#### Work to be completed:
The answer must be one number: how many lines in the records below contain the string "الإكسيل".

***

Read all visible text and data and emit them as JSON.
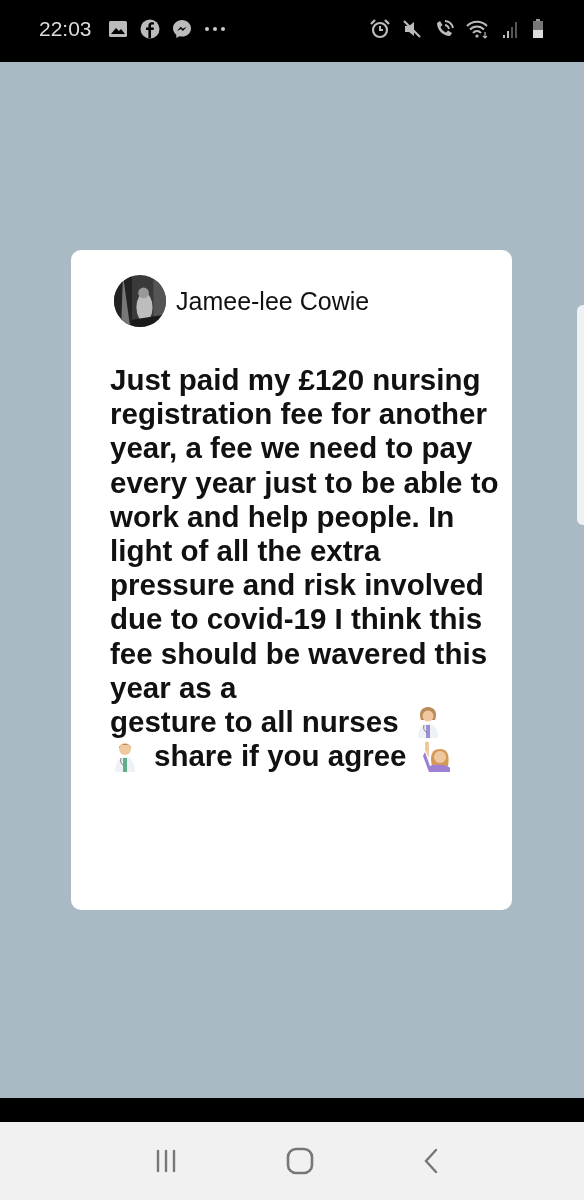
{
  "status_bar": {
    "time": "22:03"
  },
  "post": {
    "author": "Jamee-lee Cowie",
    "text": "Just paid my £120 nursing registration fee for another year, a fee we need to pay every year just to be able to work and help people. In light of all the extra pressure and risk involved due to covid-19 I think this fee should be wavered this year as a",
    "text_line": "gesture to all nurses",
    "text_end": "share if you agree"
  }
}
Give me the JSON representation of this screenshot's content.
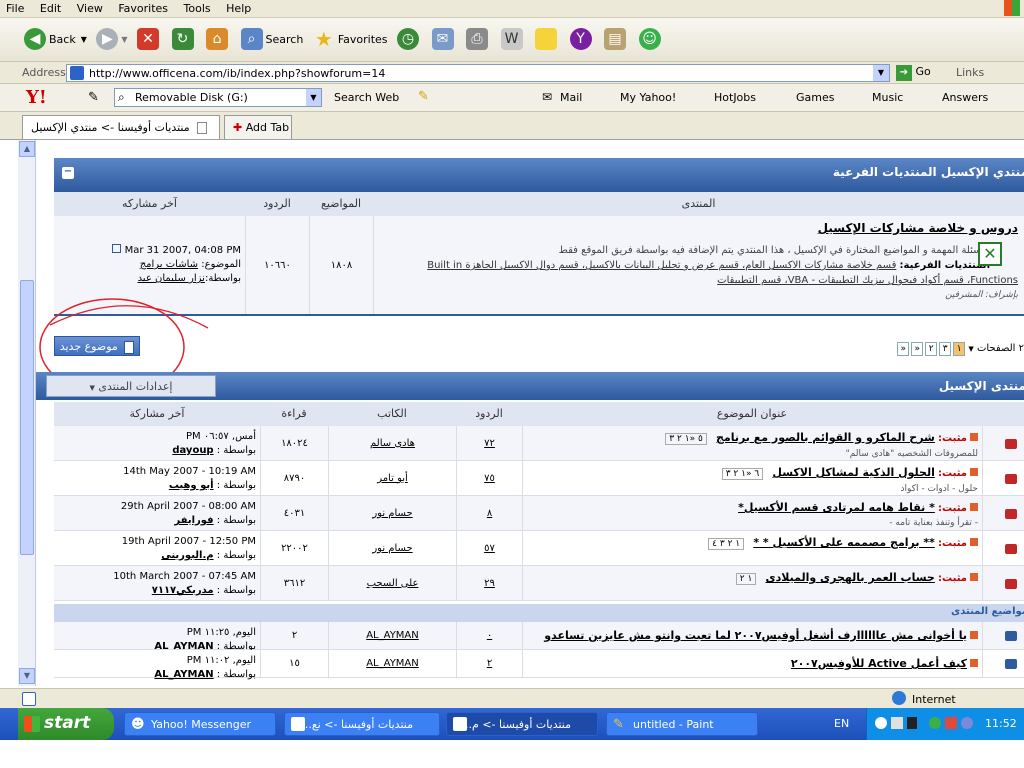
{
  "menu": [
    "File",
    "Edit",
    "View",
    "Favorites",
    "Tools",
    "Help"
  ],
  "toolbar": {
    "back": "Back",
    "search": "Search",
    "favorites": "Favorites"
  },
  "address": {
    "label": "Address",
    "url": "http://www.officena.com/ib/index.php?showforum=14",
    "go": "Go",
    "links": "Links"
  },
  "yahoo": {
    "logo": "Y!",
    "removable": "Removable Disk (G:)",
    "search_web": "Search Web",
    "mail": "Mail",
    "my_yahoo": "My Yahoo!",
    "hotjobs": "HotJobs",
    "games": "Games",
    "music": "Music",
    "answers": "Answers"
  },
  "tabs": {
    "current": "منتديات أوفيسنا -> منتدي الإكسيل",
    "add": "Add Tab"
  },
  "subforums": {
    "title": "منتدي الإكسيل المنتديات الفرعية",
    "headers": {
      "forum": "المنتدى",
      "topics": "المواضيع",
      "replies": "الردود",
      "last": "آخر مشاركه"
    },
    "row": {
      "name": "دروس و خلاصة مشاركات الإكسيل",
      "desc": "الأسئلة المهمة و المواضيع المختارة في الإكسيل ، هذا المنتدي يتم الإضافة فيه بواسطة فريق الموقع فقط",
      "sub_label": "المنتديات الفرعية:",
      "sub_links_1": "قسم خلاصة مشاركات الاكسيل العام، قسم عرض و تحليل البيانات بالاكسيل، قسم دوال الاكسيل الجاهزة Built in",
      "sub_links_2": "Functions، قسم أكواد فيجوال بيزيك التطبيقات - VBA، قسم التطبيقات",
      "mods": "بإشراف: المشرفين",
      "topics": "١٨٠٨",
      "replies": "١٠٦٦٠",
      "last_date": "Mar 31 2007, 04:08 PM",
      "last_topic_label": "الموضوع:",
      "last_topic": "شاشات برامج",
      "last_by_label": "بواسطة:",
      "last_by": "نزار سليمان عيد"
    }
  },
  "actions": {
    "new_topic": "موضوع جديد",
    "pages_label": "٢ الصفحات",
    "pages": [
      "«",
      "«",
      "٢",
      "٣",
      "١"
    ],
    "forum_options": "إعدادات المنتدى",
    "forum_title": "منتدى الإكسيل"
  },
  "topics_header": {
    "title": "عنوان الموضوع",
    "replies": "الردود",
    "author": "الكاتب",
    "views": "قراءة",
    "last": "آخر مشاركة"
  },
  "pinned": [
    {
      "prefix": "مثبت:",
      "title": "شرح الماكرو و القوائم بالصور مع برنامج",
      "sub": "للمصروفات الشخصيه \"هادى سالم\"",
      "pages": "٥ «١ ٢ ٣",
      "replies": "٧٢",
      "author": "هادى سالم",
      "views": "١٨٠٢٤",
      "last_date": "أمس, ٠٦:٥٧ PM",
      "last_by_label": "بواسطة :",
      "last_by": "dayoup"
    },
    {
      "prefix": "مثبت:",
      "title": "الحلول الذكية لمشاكل الاكسل",
      "sub": "حلول - ادوات - اكواد",
      "pages": "٦ «١ ٢ ٣",
      "replies": "٧٥",
      "author": "أبو تامر",
      "views": "٨٧٩٠",
      "last_date": "14th May 2007 - 10:19 AM",
      "last_by_label": "بواسطة :",
      "last_by": "أبو وهيب"
    },
    {
      "prefix": "مثبت:",
      "title": "* نقاط هامه لمرتادى قسم الأكسيل*",
      "sub": "- تقرأ وتنفذ بعناية تامه -",
      "pages": "",
      "replies": "٨",
      "author": "حسام نور",
      "views": "٤٠٣١",
      "last_date": "29th April 2007 - 08:00 AM",
      "last_by_label": "بواسطة :",
      "last_by": "فورايفر"
    },
    {
      "prefix": "مثبت:",
      "title": "** برامج مصممه على الأكسيل * *",
      "sub": "",
      "pages": "١ ٢ ٣ ٤",
      "replies": "٥٧",
      "author": "حسام نور",
      "views": "٢٢٠٠٢",
      "last_date": "19th April 2007 - 12:50 PM",
      "last_by_label": "بواسطة :",
      "last_by": "م.البورينى"
    },
    {
      "prefix": "مثبت:",
      "title": "حساب العمر بالهجرى والميلادى",
      "sub": "",
      "pages": "١ ٢",
      "replies": "٢٩",
      "author": "على السحب",
      "views": "٣٦١٢",
      "last_date": "10th March 2007 - 07:45 AM",
      "last_by_label": "بواسطة :",
      "last_by": "مدربكي٧١١٧"
    }
  ],
  "section_label": "مواضيع المنتدى",
  "topics": [
    {
      "title": "يا أخوانى مش عاااااارف أشغل أوفيس٢٠٠٧ لما تعبت وانتو مش عايزين تساعدو",
      "replies": "٠",
      "author": "AL_AYMAN",
      "views": "٢",
      "last_date": "اليوم, ١١:٢٥ PM",
      "last_by_label": "بواسطة :",
      "last_by": "AL_AYMAN"
    },
    {
      "title": "كيف أعمل Active للأوفيس٢٠٠٧",
      "replies": "٢",
      "author": "AL_AYMAN",
      "views": "١٥",
      "last_date": "اليوم, ١١:٠٢ PM",
      "last_by_label": "بواسطة :",
      "last_by": "AL_AYMAN"
    }
  ],
  "status": {
    "zone": "Internet"
  },
  "taskbar": {
    "start": "start",
    "items": [
      "Yahoo! Messenger",
      "منتديات أوفيسنا -> نع...",
      "منتديات أوفيسنا -> م...",
      "untitled - Paint"
    ],
    "lang": "EN",
    "clock": "11:52"
  },
  "colors": {
    "accent": "#2e5a9e",
    "header": "#dfe6f1",
    "annotation": "#e0202a"
  }
}
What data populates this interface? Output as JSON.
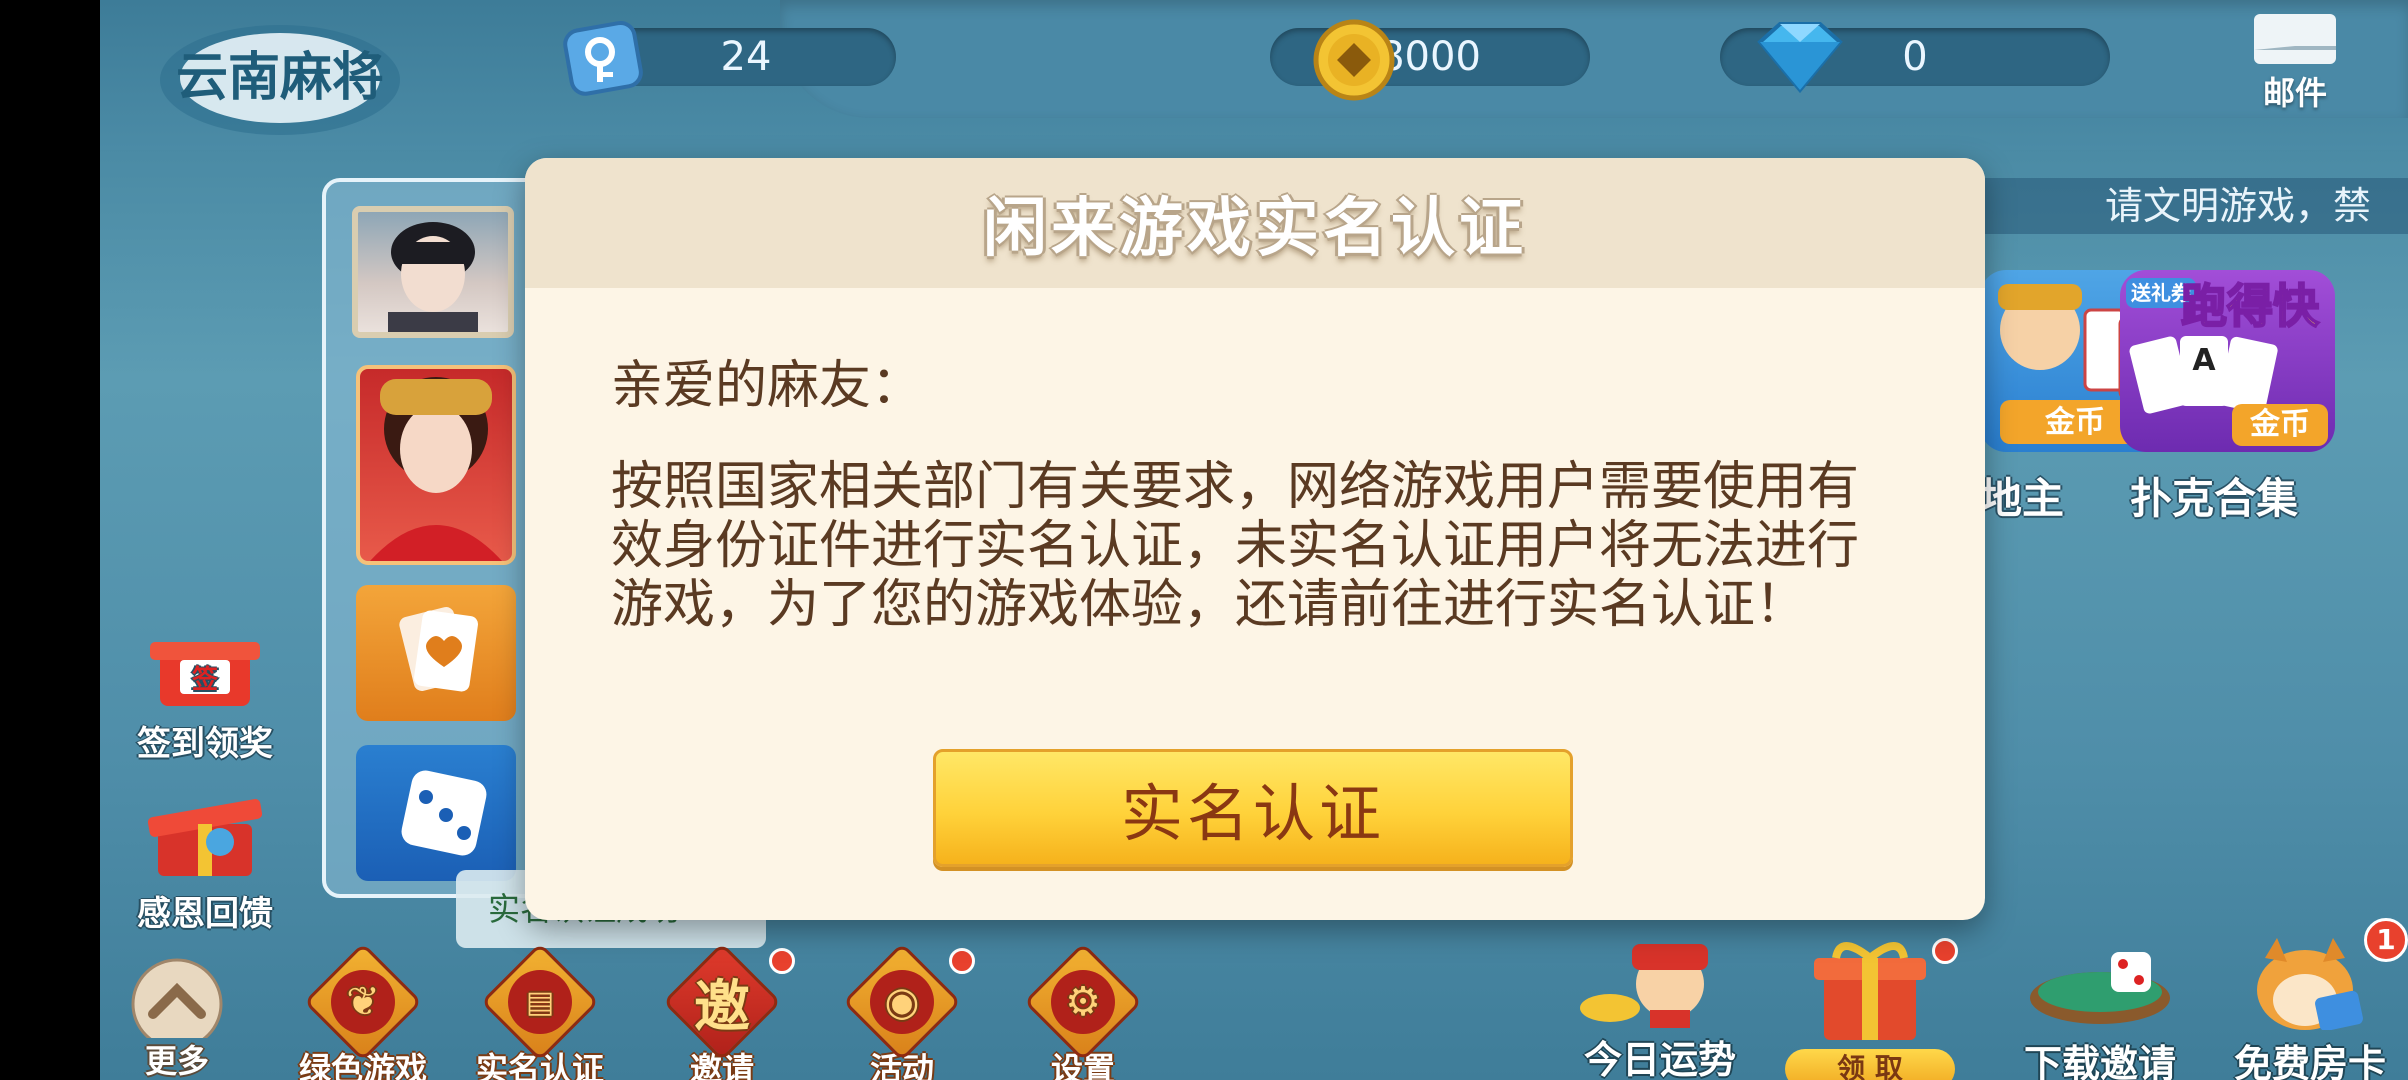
{
  "header": {
    "logo_text": "云南麻将",
    "keys": "24",
    "coins": "8000",
    "diamonds": "0",
    "mail_label": "邮件"
  },
  "notice": "请文明游戏，禁",
  "side_buttons": {
    "signin": "签到领奖",
    "feedback": "感恩回馈"
  },
  "toast_text": "实名认证成功",
  "games": [
    {
      "label": "地主",
      "badge": "金币"
    },
    {
      "label": "扑克合集",
      "badge": "金币",
      "tag": "送礼券",
      "title": "跑得快"
    }
  ],
  "bottom": {
    "more": "更多",
    "green": "绿色游戏",
    "realname": "实名认证",
    "invite": "邀请",
    "invite_char": "邀",
    "activity": "活动",
    "settings": "设置",
    "fortune": "今日运势",
    "claim": "领 取",
    "download": "下载邀请",
    "free_card": "免费房卡",
    "free_card_count": "1"
  },
  "modal": {
    "title": "闲来游戏实名认证",
    "greeting": "亲爱的麻友：",
    "body": "按照国家相关部门有关要求，网络游戏用户需要使用有效身份证件进行实名认证，未实名认证用户将无法进行游戏，为了您的游戏体验，还请前往进行实名认证！",
    "button": "实名认证"
  }
}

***

#### Reply to the exercise:
5